Academic profile[edit]

WVU Tech offers a variety of baccalaureate degree programs in fields such as Engineering, Nursing, Printing Management, Business Management, Life Sciences, Computer Science, Health Services Administration and other subjects under two academic divisions. The Leonard C. Nelson College of Engineering and Sciences grants degrees in engineering and related sciences and the College of Business, Humanities and Social Studies houses the other fields of study.

Athletics[edit]

The athletic teams are known as the Golden Bears and historically competed in the West Virginia Intercollegiate Athletic Conference with the other small colleges in the state until 2006, when it could no longer maintain that level of competition. After a time as an independent and as a member of the Mid-South Conference within the National Association of Intercollegiate Athletics (NAIA), it joined other NAIA independent schools of the Association of Independent Institutions. In the fall of 2015 it joined the River States Conference (known as the Kentucky Intercollegiate Athletic Conference (KIAC) before the 2016–17 school year). Men's sports include baseball, basketball, cross country, golf, soccer, swimming and wrestling; while women's sports include basketball, cross country, soccer, softball, swimming and volleyball. Football was dropped as a result of the Revitalization Study after 2011.

The sports at WVU Tech have been very successful over the years. The men's basketball team has won the WVIAC and has been successful in the Mid-South Conference. They were runners-up in the AII Tournament in 2013. They have also been to the NAIA Nationals over the years. The women's basketball team won the AII Championship in 2013 and went to the NAIA National Championships that year.
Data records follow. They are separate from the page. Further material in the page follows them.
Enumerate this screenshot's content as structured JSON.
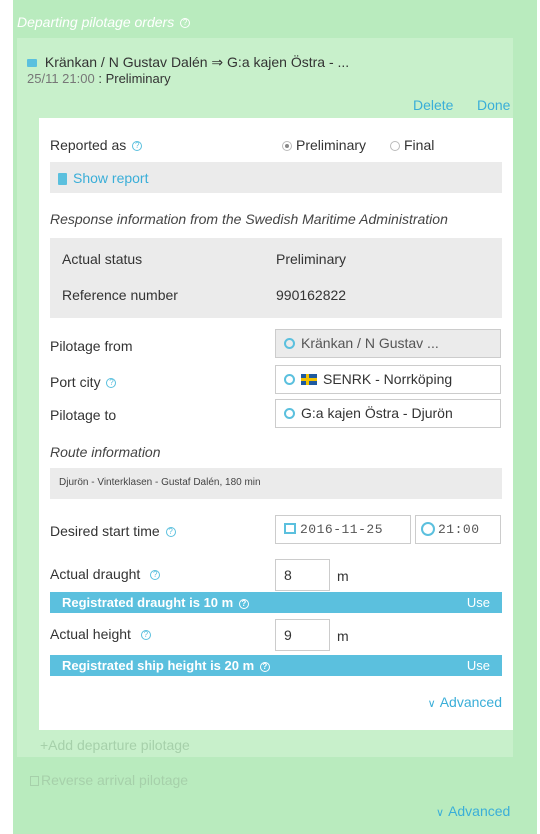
{
  "section_title": "Departing pilotage orders",
  "order": {
    "route": "Kränkan / N Gustav Dalén ⇒ G:a kajen Östra - ...",
    "date": "25/11 21:00",
    "status_sep": " : ",
    "status": "Preliminary",
    "delete_label": "Delete",
    "done_label": "Done"
  },
  "reported": {
    "label": "Reported as",
    "option_preliminary": "Preliminary",
    "option_final": "Final",
    "selected": "Preliminary"
  },
  "show_report_label": "Show report",
  "response": {
    "heading": "Response information from the Swedish Maritime Administration",
    "actual_status_label": "Actual status",
    "actual_status_value": "Preliminary",
    "reference_label": "Reference number",
    "reference_value": "990162822"
  },
  "pilotage_from": {
    "label": "Pilotage from",
    "value": "Kränkan / N Gustav ..."
  },
  "port_city": {
    "label": "Port city",
    "value": "SENRK - Norrköping"
  },
  "pilotage_to": {
    "label": "Pilotage to",
    "value": "G:a kajen Östra - Djurön"
  },
  "route_info": {
    "heading": "Route information",
    "value": "Djurön - Vinterklasen - Gustaf Dalén, 180 min"
  },
  "start_time": {
    "label": "Desired start time",
    "date": "2016-11-25",
    "time": "21:00"
  },
  "draught": {
    "label": "Actual draught",
    "value": "8",
    "unit": "m",
    "registered_text": "Registrated draught is 10 m",
    "use_label": "Use"
  },
  "height": {
    "label": "Actual height",
    "value": "9",
    "unit": "m",
    "registered_text": "Registrated ship height is 20 m",
    "use_label": "Use"
  },
  "advanced_inner_label": "Advanced",
  "add_departure_label": "+Add departure pilotage",
  "reverse_arrival_label": "Reverse arrival pilotage",
  "advanced_outer_label": "Advanced",
  "colors": {
    "outer_bg": "#b9ebbe",
    "inner_bg": "#c8f0cb",
    "accent": "#5bc0de",
    "link": "#3aaed8"
  }
}
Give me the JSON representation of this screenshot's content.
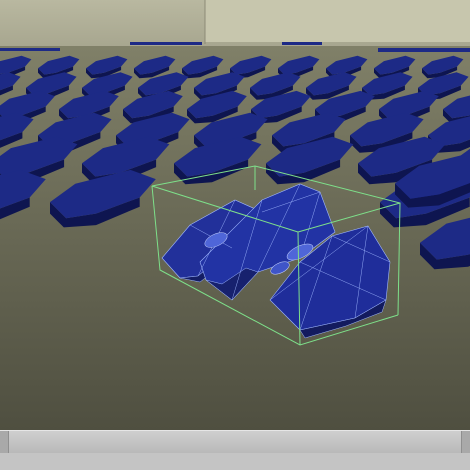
{
  "viewport": {
    "background_floor": "#5a5a4a",
    "wall_color": "#c7c6aa",
    "object_color": "#1d2a86",
    "object_shadow": "#0e1550",
    "wireframe_color": "#9fb7ff",
    "bounding_box_color": "#7ee08a",
    "selected_object": "tank-model"
  },
  "statusbar": {
    "background": "#c4c4c4"
  }
}
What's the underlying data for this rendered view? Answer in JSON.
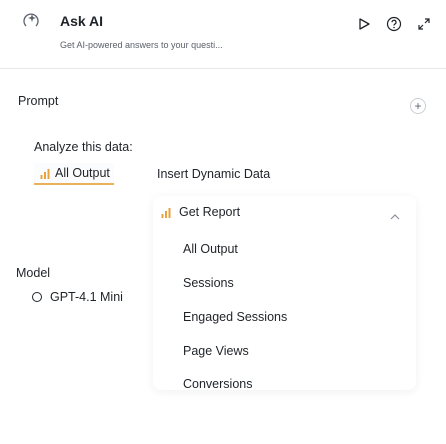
{
  "header": {
    "title": "Ask AI",
    "subtitle": "Get AI-powered answers to your questi...",
    "icons": [
      "sparkle-icon",
      "play-icon",
      "help-icon",
      "expand-icon"
    ]
  },
  "prompt": {
    "label": "Prompt",
    "text": "Analyze this data:",
    "chip_label": "All Output",
    "insert_link": "Insert Dynamic Data"
  },
  "model": {
    "label": "Model",
    "selected": "GPT-4.1 Mini"
  },
  "dropdown": {
    "header": "Get Report",
    "items": [
      "All Output",
      "Sessions",
      "Engaged Sessions",
      "Page Views",
      "Conversions"
    ]
  },
  "colors": {
    "chip_underline": "#e8b15a",
    "chart_icon": "#e8a23c",
    "text": "#1f2328",
    "muted": "#5b616b"
  }
}
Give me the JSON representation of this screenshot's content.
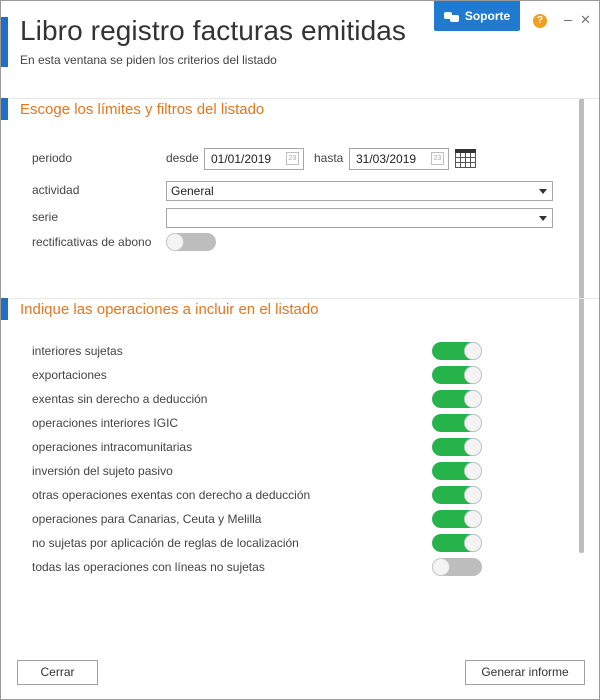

The men's soccer team won the USCAA National Championship in 2013 and 2014. They also were runners-up in the USCAA National Championship in 2012.

Notable alumni[edit]

References[edit]

External links[edit]